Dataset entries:
Content starts

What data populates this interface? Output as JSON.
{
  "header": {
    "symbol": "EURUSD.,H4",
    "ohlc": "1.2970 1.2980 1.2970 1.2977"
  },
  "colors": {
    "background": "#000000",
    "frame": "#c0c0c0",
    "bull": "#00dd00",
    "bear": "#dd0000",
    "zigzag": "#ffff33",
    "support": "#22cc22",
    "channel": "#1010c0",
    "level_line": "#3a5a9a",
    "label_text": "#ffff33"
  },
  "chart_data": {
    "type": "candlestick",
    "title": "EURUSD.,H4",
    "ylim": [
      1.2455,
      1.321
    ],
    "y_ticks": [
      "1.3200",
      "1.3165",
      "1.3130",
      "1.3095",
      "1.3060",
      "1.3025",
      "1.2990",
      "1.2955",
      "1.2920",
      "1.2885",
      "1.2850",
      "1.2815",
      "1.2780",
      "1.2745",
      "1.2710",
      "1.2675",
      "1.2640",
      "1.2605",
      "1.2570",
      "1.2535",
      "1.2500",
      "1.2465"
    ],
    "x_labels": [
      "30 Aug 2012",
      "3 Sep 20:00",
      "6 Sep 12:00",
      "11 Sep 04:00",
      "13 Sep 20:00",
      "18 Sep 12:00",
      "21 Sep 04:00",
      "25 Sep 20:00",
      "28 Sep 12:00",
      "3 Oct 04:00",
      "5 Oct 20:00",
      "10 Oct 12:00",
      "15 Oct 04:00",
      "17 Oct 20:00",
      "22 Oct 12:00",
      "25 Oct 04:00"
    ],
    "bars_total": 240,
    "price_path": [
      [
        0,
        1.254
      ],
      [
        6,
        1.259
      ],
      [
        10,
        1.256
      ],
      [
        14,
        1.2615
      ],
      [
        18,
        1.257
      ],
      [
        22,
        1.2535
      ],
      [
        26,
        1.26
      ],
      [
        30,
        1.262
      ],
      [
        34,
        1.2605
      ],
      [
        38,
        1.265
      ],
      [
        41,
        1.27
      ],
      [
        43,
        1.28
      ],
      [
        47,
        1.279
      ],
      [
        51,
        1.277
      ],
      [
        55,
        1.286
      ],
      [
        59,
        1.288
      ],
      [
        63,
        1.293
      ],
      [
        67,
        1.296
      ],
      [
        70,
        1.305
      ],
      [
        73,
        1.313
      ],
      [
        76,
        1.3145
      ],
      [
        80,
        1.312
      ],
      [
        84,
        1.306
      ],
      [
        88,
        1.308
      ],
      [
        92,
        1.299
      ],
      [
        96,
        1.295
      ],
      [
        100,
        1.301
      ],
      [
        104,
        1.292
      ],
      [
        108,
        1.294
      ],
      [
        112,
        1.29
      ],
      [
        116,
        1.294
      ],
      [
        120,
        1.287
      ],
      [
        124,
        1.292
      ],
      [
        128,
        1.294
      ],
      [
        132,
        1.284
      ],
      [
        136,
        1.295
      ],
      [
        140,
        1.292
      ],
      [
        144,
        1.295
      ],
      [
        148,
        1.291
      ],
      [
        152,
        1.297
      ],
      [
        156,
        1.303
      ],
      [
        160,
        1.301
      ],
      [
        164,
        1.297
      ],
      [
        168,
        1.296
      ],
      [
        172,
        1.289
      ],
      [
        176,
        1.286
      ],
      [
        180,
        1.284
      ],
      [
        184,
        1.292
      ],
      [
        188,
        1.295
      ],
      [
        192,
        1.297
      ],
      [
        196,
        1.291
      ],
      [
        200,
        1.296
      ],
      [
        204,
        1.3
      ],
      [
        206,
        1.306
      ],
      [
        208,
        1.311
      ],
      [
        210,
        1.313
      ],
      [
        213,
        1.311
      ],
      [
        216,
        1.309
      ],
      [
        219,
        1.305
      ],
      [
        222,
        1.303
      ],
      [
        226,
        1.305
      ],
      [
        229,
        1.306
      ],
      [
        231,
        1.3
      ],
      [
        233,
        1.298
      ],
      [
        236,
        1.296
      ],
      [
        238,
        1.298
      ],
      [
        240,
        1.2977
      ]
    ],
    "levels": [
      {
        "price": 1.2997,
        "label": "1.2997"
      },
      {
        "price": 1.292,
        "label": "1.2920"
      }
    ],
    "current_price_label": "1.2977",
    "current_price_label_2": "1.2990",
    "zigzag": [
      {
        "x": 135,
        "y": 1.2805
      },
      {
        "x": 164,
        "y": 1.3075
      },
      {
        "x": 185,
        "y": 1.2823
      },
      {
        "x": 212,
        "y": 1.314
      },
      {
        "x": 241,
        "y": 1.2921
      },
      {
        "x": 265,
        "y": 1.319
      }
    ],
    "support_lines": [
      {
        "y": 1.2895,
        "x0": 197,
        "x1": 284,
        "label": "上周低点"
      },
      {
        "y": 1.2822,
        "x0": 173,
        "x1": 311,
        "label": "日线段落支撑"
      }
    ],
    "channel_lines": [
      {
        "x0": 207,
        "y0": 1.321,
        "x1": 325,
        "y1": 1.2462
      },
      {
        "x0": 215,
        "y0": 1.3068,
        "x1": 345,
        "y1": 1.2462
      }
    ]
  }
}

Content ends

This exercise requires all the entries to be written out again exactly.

= Answer to this task =
What data populates this interface? Output as JSON.
{
  "header": {
    "symbol": "EURUSD.,H4",
    "ohlc": "1.2970 1.2980 1.2970 1.2977"
  },
  "colors": {
    "background": "#000000",
    "frame": "#c0c0c0",
    "bull": "#00dd00",
    "bear": "#dd0000",
    "zigzag": "#ffff33",
    "support": "#22cc22",
    "channel": "#1010c0",
    "level_line": "#3a5a9a",
    "label_text": "#ffff33"
  },
  "chart_data": {
    "type": "candlestick",
    "title": "EURUSD.,H4",
    "ylim": [
      1.2455,
      1.321
    ],
    "y_ticks": [
      "1.3200",
      "1.3165",
      "1.3130",
      "1.3095",
      "1.3060",
      "1.3025",
      "1.2990",
      "1.2955",
      "1.2920",
      "1.2885",
      "1.2850",
      "1.2815",
      "1.2780",
      "1.2745",
      "1.2710",
      "1.2675",
      "1.2640",
      "1.2605",
      "1.2570",
      "1.2535",
      "1.2500",
      "1.2465"
    ],
    "x_labels": [
      "30 Aug 2012",
      "3 Sep 20:00",
      "6 Sep 12:00",
      "11 Sep 04:00",
      "13 Sep 20:00",
      "18 Sep 12:00",
      "21 Sep 04:00",
      "25 Sep 20:00",
      "28 Sep 12:00",
      "3 Oct 04:00",
      "5 Oct 20:00",
      "10 Oct 12:00",
      "15 Oct 04:00",
      "17 Oct 20:00",
      "22 Oct 12:00",
      "25 Oct 04:00"
    ],
    "bars_total": 240,
    "price_path": [
      [
        0,
        1.254
      ],
      [
        6,
        1.259
      ],
      [
        10,
        1.256
      ],
      [
        14,
        1.2615
      ],
      [
        18,
        1.257
      ],
      [
        22,
        1.2535
      ],
      [
        26,
        1.26
      ],
      [
        30,
        1.262
      ],
      [
        34,
        1.2605
      ],
      [
        38,
        1.265
      ],
      [
        41,
        1.27
      ],
      [
        43,
        1.28
      ],
      [
        47,
        1.279
      ],
      [
        51,
        1.277
      ],
      [
        55,
        1.286
      ],
      [
        59,
        1.288
      ],
      [
        63,
        1.293
      ],
      [
        67,
        1.296
      ],
      [
        70,
        1.305
      ],
      [
        73,
        1.313
      ],
      [
        76,
        1.3145
      ],
      [
        80,
        1.312
      ],
      [
        84,
        1.306
      ],
      [
        88,
        1.308
      ],
      [
        92,
        1.299
      ],
      [
        96,
        1.295
      ],
      [
        100,
        1.301
      ],
      [
        104,
        1.292
      ],
      [
        108,
        1.294
      ],
      [
        112,
        1.29
      ],
      [
        116,
        1.294
      ],
      [
        120,
        1.287
      ],
      [
        124,
        1.292
      ],
      [
        128,
        1.294
      ],
      [
        132,
        1.284
      ],
      [
        136,
        1.295
      ],
      [
        140,
        1.292
      ],
      [
        144,
        1.295
      ],
      [
        148,
        1.291
      ],
      [
        152,
        1.297
      ],
      [
        156,
        1.303
      ],
      [
        160,
        1.301
      ],
      [
        164,
        1.297
      ],
      [
        168,
        1.296
      ],
      [
        172,
        1.289
      ],
      [
        176,
        1.286
      ],
      [
        180,
        1.284
      ],
      [
        184,
        1.292
      ],
      [
        188,
        1.295
      ],
      [
        192,
        1.297
      ],
      [
        196,
        1.291
      ],
      [
        200,
        1.296
      ],
      [
        204,
        1.3
      ],
      [
        206,
        1.306
      ],
      [
        208,
        1.311
      ],
      [
        210,
        1.313
      ],
      [
        213,
        1.311
      ],
      [
        216,
        1.309
      ],
      [
        219,
        1.305
      ],
      [
        222,
        1.303
      ],
      [
        226,
        1.305
      ],
      [
        229,
        1.306
      ],
      [
        231,
        1.3
      ],
      [
        233,
        1.298
      ],
      [
        236,
        1.296
      ],
      [
        238,
        1.298
      ],
      [
        240,
        1.2977
      ]
    ],
    "levels": [
      {
        "price": 1.2997,
        "label": "1.2997"
      },
      {
        "price": 1.292,
        "label": "1.2920"
      }
    ],
    "current_price_label": "1.2977",
    "current_price_label_2": "1.2990",
    "zigzag": [
      {
        "x": 135,
        "y": 1.2805
      },
      {
        "x": 164,
        "y": 1.3075
      },
      {
        "x": 185,
        "y": 1.2823
      },
      {
        "x": 212,
        "y": 1.314
      },
      {
        "x": 241,
        "y": 1.2921
      },
      {
        "x": 265,
        "y": 1.319
      }
    ],
    "support_lines": [
      {
        "y": 1.2895,
        "x0": 197,
        "x1": 284,
        "label": "上周低点"
      },
      {
        "y": 1.2822,
        "x0": 173,
        "x1": 311,
        "label": "日线段落支撑"
      }
    ],
    "channel_lines": [
      {
        "x0": 207,
        "y0": 1.321,
        "x1": 325,
        "y1": 1.2462
      },
      {
        "x0": 215,
        "y0": 1.3068,
        "x1": 345,
        "y1": 1.2462
      }
    ]
  }
}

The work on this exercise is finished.